▶ **Task material**
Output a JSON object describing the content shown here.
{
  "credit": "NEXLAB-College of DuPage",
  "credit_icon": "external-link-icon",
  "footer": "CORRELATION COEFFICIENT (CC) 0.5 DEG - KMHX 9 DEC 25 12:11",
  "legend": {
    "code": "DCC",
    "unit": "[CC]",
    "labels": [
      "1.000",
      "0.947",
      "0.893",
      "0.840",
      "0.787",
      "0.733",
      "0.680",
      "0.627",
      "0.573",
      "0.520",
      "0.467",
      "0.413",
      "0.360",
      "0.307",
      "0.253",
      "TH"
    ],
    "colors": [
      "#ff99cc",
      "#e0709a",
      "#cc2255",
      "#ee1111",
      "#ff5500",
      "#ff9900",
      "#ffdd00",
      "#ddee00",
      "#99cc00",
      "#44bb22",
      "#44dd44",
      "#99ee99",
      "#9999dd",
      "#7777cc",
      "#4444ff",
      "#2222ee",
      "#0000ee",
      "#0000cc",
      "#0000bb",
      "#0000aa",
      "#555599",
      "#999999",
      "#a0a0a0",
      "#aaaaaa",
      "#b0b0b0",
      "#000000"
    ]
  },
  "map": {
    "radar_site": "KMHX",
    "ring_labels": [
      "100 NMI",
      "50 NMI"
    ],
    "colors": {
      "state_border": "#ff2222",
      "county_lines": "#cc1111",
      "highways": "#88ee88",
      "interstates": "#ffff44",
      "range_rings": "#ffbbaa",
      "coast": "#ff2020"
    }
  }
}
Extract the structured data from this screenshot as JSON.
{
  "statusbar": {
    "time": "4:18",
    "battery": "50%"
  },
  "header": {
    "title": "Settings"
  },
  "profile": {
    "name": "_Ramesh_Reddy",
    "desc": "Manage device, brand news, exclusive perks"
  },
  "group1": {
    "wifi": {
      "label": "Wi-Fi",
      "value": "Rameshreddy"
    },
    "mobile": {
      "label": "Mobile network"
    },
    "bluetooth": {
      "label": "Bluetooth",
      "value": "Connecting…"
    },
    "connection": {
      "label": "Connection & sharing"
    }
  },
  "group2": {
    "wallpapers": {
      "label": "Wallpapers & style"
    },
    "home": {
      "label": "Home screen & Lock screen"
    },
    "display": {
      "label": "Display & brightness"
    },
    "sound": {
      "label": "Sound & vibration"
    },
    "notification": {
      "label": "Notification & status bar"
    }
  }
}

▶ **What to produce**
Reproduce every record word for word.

▶ **Response to this task**
Output a JSON object describing the content shown here.
{
  "credit": "NEXLAB-College of DuPage",
  "credit_icon": "external-link-icon",
  "footer": "CORRELATION COEFFICIENT (CC) 0.5 DEG - KMHX 9 DEC 25 12:11",
  "legend": {
    "code": "DCC",
    "unit": "[CC]",
    "labels": [
      "1.000",
      "0.947",
      "0.893",
      "0.840",
      "0.787",
      "0.733",
      "0.680",
      "0.627",
      "0.573",
      "0.520",
      "0.467",
      "0.413",
      "0.360",
      "0.307",
      "0.253",
      "TH"
    ],
    "colors": [
      "#ff99cc",
      "#e0709a",
      "#cc2255",
      "#ee1111",
      "#ff5500",
      "#ff9900",
      "#ffdd00",
      "#ddee00",
      "#99cc00",
      "#44bb22",
      "#44dd44",
      "#99ee99",
      "#9999dd",
      "#7777cc",
      "#4444ff",
      "#2222ee",
      "#0000ee",
      "#0000cc",
      "#0000bb",
      "#0000aa",
      "#555599",
      "#999999",
      "#a0a0a0",
      "#aaaaaa",
      "#b0b0b0",
      "#000000"
    ]
  },
  "map": {
    "radar_site": "KMHX",
    "ring_labels": [
      "100 NMI",
      "50 NMI"
    ],
    "colors": {
      "state_border": "#ff2222",
      "county_lines": "#cc1111",
      "highways": "#88ee88",
      "interstates": "#ffff44",
      "range_rings": "#ffbbaa",
      "coast": "#ff2020"
    }
  }
}
Extract the structured data from this screenshot as JSON.
{
  "statusbar": {
    "time": "4:18",
    "battery": "50%"
  },
  "header": {
    "title": "Settings"
  },
  "profile": {
    "name": "_Ramesh_Reddy",
    "desc": "Manage device, brand news, exclusive perks"
  },
  "group1": {
    "wifi": {
      "label": "Wi-Fi",
      "value": "Rameshreddy"
    },
    "mobile": {
      "label": "Mobile network"
    },
    "bluetooth": {
      "label": "Bluetooth",
      "value": "Connecting…"
    },
    "connection": {
      "label": "Connection & sharing"
    }
  },
  "group2": {
    "wallpapers": {
      "label": "Wallpapers & style"
    },
    "home": {
      "label": "Home screen & Lock screen"
    },
    "display": {
      "label": "Display & brightness"
    },
    "sound": {
      "label": "Sound & vibration"
    },
    "notification": {
      "label": "Notification & status bar"
    }
  }
}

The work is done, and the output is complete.